_Activity:_
Please make an exact copy of the listing, without the pictures.

__________

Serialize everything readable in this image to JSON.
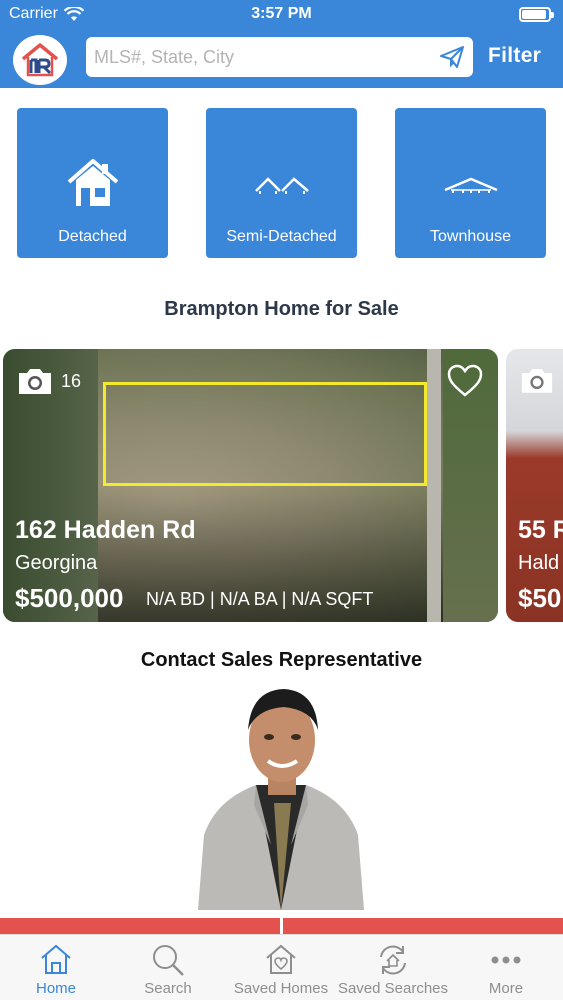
{
  "status": {
    "carrier": "Carrier",
    "time": "3:57 PM"
  },
  "header": {
    "search_placeholder": "MLS#, State, City",
    "filter_label": "Filter"
  },
  "property_types": [
    {
      "label": "Detached",
      "icon": "house-icon"
    },
    {
      "label": "Semi-Detached",
      "icon": "semi-detached-roof-icon"
    },
    {
      "label": "Townhouse",
      "icon": "townhouse-roof-icon"
    }
  ],
  "listings_section": {
    "title": "Brampton Home for Sale"
  },
  "listings": [
    {
      "photo_count": "16",
      "address": "162 Hadden Rd",
      "city": "Georgina",
      "price": "$500,000",
      "specs": "N/A BD | N/A BA | N/A SQFT"
    },
    {
      "address": "55 R",
      "city": "Hald",
      "price": "$50"
    }
  ],
  "contact_section": {
    "title": "Contact Sales Representative"
  },
  "tabs": [
    {
      "label": "Home",
      "icon": "home-icon",
      "active": true
    },
    {
      "label": "Search",
      "icon": "search-icon",
      "active": false
    },
    {
      "label": "Saved Homes",
      "icon": "saved-homes-icon",
      "active": false
    },
    {
      "label": "Saved Searches",
      "icon": "saved-searches-icon",
      "active": false
    },
    {
      "label": "More",
      "icon": "more-icon",
      "active": false
    }
  ],
  "colors": {
    "primary": "#3a86d8",
    "accent_red": "#e3524f",
    "highlight_yellow": "#f2ea2a"
  }
}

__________

_Solution for this exercise:_
Serialize everything readable in this image to JSON.
{
  "status": {
    "carrier": "Carrier",
    "time": "3:57 PM"
  },
  "header": {
    "search_placeholder": "MLS#, State, City",
    "filter_label": "Filter"
  },
  "property_types": [
    {
      "label": "Detached",
      "icon": "house-icon"
    },
    {
      "label": "Semi-Detached",
      "icon": "semi-detached-roof-icon"
    },
    {
      "label": "Townhouse",
      "icon": "townhouse-roof-icon"
    }
  ],
  "listings_section": {
    "title": "Brampton Home for Sale"
  },
  "listings": [
    {
      "photo_count": "16",
      "address": "162 Hadden Rd",
      "city": "Georgina",
      "price": "$500,000",
      "specs": "N/A BD | N/A BA | N/A SQFT"
    },
    {
      "address": "55 R",
      "city": "Hald",
      "price": "$50"
    }
  ],
  "contact_section": {
    "title": "Contact Sales Representative"
  },
  "tabs": [
    {
      "label": "Home",
      "icon": "home-icon",
      "active": true
    },
    {
      "label": "Search",
      "icon": "search-icon",
      "active": false
    },
    {
      "label": "Saved Homes",
      "icon": "saved-homes-icon",
      "active": false
    },
    {
      "label": "Saved Searches",
      "icon": "saved-searches-icon",
      "active": false
    },
    {
      "label": "More",
      "icon": "more-icon",
      "active": false
    }
  ],
  "colors": {
    "primary": "#3a86d8",
    "accent_red": "#e3524f",
    "highlight_yellow": "#f2ea2a"
  }
}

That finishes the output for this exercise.